─── Dataset content ───

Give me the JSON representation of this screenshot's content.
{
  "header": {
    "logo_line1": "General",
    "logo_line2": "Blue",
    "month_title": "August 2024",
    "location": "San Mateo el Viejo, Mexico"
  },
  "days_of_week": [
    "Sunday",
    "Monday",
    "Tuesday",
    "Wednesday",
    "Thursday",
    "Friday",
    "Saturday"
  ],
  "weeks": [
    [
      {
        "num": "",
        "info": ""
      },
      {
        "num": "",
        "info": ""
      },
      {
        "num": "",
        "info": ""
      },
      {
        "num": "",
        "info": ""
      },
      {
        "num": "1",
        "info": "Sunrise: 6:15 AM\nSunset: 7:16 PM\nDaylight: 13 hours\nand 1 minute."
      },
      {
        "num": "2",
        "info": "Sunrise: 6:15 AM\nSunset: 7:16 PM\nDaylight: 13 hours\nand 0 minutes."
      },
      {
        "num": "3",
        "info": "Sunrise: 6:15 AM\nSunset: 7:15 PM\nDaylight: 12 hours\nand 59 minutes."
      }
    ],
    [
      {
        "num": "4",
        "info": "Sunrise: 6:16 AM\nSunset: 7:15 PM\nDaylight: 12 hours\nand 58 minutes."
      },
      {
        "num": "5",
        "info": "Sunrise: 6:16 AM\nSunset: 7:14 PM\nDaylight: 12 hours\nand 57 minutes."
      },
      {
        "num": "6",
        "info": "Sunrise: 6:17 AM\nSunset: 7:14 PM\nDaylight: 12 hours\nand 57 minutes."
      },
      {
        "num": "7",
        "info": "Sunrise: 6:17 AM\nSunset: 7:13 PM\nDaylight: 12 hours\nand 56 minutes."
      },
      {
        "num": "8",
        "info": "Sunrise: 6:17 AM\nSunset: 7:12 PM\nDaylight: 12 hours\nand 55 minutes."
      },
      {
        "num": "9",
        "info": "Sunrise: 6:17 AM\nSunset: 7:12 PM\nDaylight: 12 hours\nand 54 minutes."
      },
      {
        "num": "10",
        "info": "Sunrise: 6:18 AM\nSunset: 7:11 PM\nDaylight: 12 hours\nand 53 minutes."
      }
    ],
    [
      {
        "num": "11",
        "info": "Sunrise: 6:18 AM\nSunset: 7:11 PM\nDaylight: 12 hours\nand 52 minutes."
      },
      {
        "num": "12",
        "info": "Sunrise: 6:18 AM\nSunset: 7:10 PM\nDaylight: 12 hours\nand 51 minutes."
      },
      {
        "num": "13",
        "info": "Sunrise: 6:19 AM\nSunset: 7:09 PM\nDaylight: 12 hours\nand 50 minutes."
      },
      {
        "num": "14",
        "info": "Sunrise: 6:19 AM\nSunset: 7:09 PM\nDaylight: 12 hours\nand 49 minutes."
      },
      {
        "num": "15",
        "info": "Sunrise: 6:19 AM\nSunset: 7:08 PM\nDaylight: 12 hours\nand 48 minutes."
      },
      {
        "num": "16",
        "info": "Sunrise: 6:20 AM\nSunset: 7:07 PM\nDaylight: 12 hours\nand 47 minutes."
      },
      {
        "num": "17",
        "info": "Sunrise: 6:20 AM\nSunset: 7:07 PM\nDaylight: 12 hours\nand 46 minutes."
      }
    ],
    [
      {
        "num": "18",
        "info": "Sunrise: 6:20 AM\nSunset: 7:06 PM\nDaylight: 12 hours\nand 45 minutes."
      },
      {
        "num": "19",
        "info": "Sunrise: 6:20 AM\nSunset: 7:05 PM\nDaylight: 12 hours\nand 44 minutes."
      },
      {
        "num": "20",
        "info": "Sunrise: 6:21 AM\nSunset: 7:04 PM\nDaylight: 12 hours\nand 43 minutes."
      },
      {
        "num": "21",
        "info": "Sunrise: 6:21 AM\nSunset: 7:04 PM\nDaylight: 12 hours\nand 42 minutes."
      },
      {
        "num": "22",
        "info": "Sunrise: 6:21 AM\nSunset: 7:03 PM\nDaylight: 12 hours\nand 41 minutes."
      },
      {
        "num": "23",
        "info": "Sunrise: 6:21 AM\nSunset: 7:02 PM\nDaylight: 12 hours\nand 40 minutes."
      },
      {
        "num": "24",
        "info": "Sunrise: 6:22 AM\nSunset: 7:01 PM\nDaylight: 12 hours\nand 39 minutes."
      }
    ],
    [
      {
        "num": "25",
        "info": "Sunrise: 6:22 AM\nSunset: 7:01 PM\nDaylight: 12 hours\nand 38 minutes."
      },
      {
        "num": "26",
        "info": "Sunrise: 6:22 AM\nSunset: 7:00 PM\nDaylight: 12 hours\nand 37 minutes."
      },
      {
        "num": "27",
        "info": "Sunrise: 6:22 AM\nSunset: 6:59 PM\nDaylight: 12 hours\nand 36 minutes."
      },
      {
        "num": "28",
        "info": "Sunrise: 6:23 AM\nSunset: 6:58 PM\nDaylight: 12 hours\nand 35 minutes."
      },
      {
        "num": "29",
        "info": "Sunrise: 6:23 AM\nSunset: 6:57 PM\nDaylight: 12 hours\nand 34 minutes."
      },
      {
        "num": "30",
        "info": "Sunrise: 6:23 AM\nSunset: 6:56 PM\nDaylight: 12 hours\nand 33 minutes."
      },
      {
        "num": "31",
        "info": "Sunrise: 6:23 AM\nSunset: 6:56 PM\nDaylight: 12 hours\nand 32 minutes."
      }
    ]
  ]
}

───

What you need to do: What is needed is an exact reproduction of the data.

Solved exercise:
Give me the JSON representation of this screenshot's content.
{
  "header": {
    "logo_line1": "General",
    "logo_line2": "Blue",
    "month_title": "August 2024",
    "location": "San Mateo el Viejo, Mexico"
  },
  "days_of_week": [
    "Sunday",
    "Monday",
    "Tuesday",
    "Wednesday",
    "Thursday",
    "Friday",
    "Saturday"
  ],
  "weeks": [
    [
      {
        "num": "",
        "info": ""
      },
      {
        "num": "",
        "info": ""
      },
      {
        "num": "",
        "info": ""
      },
      {
        "num": "",
        "info": ""
      },
      {
        "num": "1",
        "info": "Sunrise: 6:15 AM\nSunset: 7:16 PM\nDaylight: 13 hours\nand 1 minute."
      },
      {
        "num": "2",
        "info": "Sunrise: 6:15 AM\nSunset: 7:16 PM\nDaylight: 13 hours\nand 0 minutes."
      },
      {
        "num": "3",
        "info": "Sunrise: 6:15 AM\nSunset: 7:15 PM\nDaylight: 12 hours\nand 59 minutes."
      }
    ],
    [
      {
        "num": "4",
        "info": "Sunrise: 6:16 AM\nSunset: 7:15 PM\nDaylight: 12 hours\nand 58 minutes."
      },
      {
        "num": "5",
        "info": "Sunrise: 6:16 AM\nSunset: 7:14 PM\nDaylight: 12 hours\nand 57 minutes."
      },
      {
        "num": "6",
        "info": "Sunrise: 6:17 AM\nSunset: 7:14 PM\nDaylight: 12 hours\nand 57 minutes."
      },
      {
        "num": "7",
        "info": "Sunrise: 6:17 AM\nSunset: 7:13 PM\nDaylight: 12 hours\nand 56 minutes."
      },
      {
        "num": "8",
        "info": "Sunrise: 6:17 AM\nSunset: 7:12 PM\nDaylight: 12 hours\nand 55 minutes."
      },
      {
        "num": "9",
        "info": "Sunrise: 6:17 AM\nSunset: 7:12 PM\nDaylight: 12 hours\nand 54 minutes."
      },
      {
        "num": "10",
        "info": "Sunrise: 6:18 AM\nSunset: 7:11 PM\nDaylight: 12 hours\nand 53 minutes."
      }
    ],
    [
      {
        "num": "11",
        "info": "Sunrise: 6:18 AM\nSunset: 7:11 PM\nDaylight: 12 hours\nand 52 minutes."
      },
      {
        "num": "12",
        "info": "Sunrise: 6:18 AM\nSunset: 7:10 PM\nDaylight: 12 hours\nand 51 minutes."
      },
      {
        "num": "13",
        "info": "Sunrise: 6:19 AM\nSunset: 7:09 PM\nDaylight: 12 hours\nand 50 minutes."
      },
      {
        "num": "14",
        "info": "Sunrise: 6:19 AM\nSunset: 7:09 PM\nDaylight: 12 hours\nand 49 minutes."
      },
      {
        "num": "15",
        "info": "Sunrise: 6:19 AM\nSunset: 7:08 PM\nDaylight: 12 hours\nand 48 minutes."
      },
      {
        "num": "16",
        "info": "Sunrise: 6:20 AM\nSunset: 7:07 PM\nDaylight: 12 hours\nand 47 minutes."
      },
      {
        "num": "17",
        "info": "Sunrise: 6:20 AM\nSunset: 7:07 PM\nDaylight: 12 hours\nand 46 minutes."
      }
    ],
    [
      {
        "num": "18",
        "info": "Sunrise: 6:20 AM\nSunset: 7:06 PM\nDaylight: 12 hours\nand 45 minutes."
      },
      {
        "num": "19",
        "info": "Sunrise: 6:20 AM\nSunset: 7:05 PM\nDaylight: 12 hours\nand 44 minutes."
      },
      {
        "num": "20",
        "info": "Sunrise: 6:21 AM\nSunset: 7:04 PM\nDaylight: 12 hours\nand 43 minutes."
      },
      {
        "num": "21",
        "info": "Sunrise: 6:21 AM\nSunset: 7:04 PM\nDaylight: 12 hours\nand 42 minutes."
      },
      {
        "num": "22",
        "info": "Sunrise: 6:21 AM\nSunset: 7:03 PM\nDaylight: 12 hours\nand 41 minutes."
      },
      {
        "num": "23",
        "info": "Sunrise: 6:21 AM\nSunset: 7:02 PM\nDaylight: 12 hours\nand 40 minutes."
      },
      {
        "num": "24",
        "info": "Sunrise: 6:22 AM\nSunset: 7:01 PM\nDaylight: 12 hours\nand 39 minutes."
      }
    ],
    [
      {
        "num": "25",
        "info": "Sunrise: 6:22 AM\nSunset: 7:01 PM\nDaylight: 12 hours\nand 38 minutes."
      },
      {
        "num": "26",
        "info": "Sunrise: 6:22 AM\nSunset: 7:00 PM\nDaylight: 12 hours\nand 37 minutes."
      },
      {
        "num": "27",
        "info": "Sunrise: 6:22 AM\nSunset: 6:59 PM\nDaylight: 12 hours\nand 36 minutes."
      },
      {
        "num": "28",
        "info": "Sunrise: 6:23 AM\nSunset: 6:58 PM\nDaylight: 12 hours\nand 35 minutes."
      },
      {
        "num": "29",
        "info": "Sunrise: 6:23 AM\nSunset: 6:57 PM\nDaylight: 12 hours\nand 34 minutes."
      },
      {
        "num": "30",
        "info": "Sunrise: 6:23 AM\nSunset: 6:56 PM\nDaylight: 12 hours\nand 33 minutes."
      },
      {
        "num": "31",
        "info": "Sunrise: 6:23 AM\nSunset: 6:56 PM\nDaylight: 12 hours\nand 32 minutes."
      }
    ]
  ]
}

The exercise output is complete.